*** Block opens ***

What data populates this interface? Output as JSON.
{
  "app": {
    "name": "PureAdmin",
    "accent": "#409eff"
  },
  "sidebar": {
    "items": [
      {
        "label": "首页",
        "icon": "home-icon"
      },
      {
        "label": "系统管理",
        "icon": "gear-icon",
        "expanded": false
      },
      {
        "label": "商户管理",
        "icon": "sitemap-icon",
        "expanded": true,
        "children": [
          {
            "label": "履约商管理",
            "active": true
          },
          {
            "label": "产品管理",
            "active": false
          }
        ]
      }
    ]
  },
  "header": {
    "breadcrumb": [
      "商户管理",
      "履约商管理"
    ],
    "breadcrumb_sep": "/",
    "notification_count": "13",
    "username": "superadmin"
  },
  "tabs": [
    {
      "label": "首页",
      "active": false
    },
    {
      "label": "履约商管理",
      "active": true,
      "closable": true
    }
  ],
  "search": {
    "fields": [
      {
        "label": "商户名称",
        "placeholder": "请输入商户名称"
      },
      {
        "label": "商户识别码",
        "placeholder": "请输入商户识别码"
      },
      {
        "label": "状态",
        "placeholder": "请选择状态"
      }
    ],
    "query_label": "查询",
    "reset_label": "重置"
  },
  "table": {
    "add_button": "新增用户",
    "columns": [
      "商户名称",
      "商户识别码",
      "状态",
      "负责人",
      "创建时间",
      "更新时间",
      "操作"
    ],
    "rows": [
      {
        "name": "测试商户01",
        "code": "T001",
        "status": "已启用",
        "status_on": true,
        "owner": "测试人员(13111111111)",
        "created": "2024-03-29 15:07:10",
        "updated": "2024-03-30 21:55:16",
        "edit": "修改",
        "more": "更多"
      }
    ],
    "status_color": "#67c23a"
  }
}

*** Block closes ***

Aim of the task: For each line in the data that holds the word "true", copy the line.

Problem solution:
        "expanded": true,
            "active": true
      "active": true,
      "closable": true
        "status_on": true,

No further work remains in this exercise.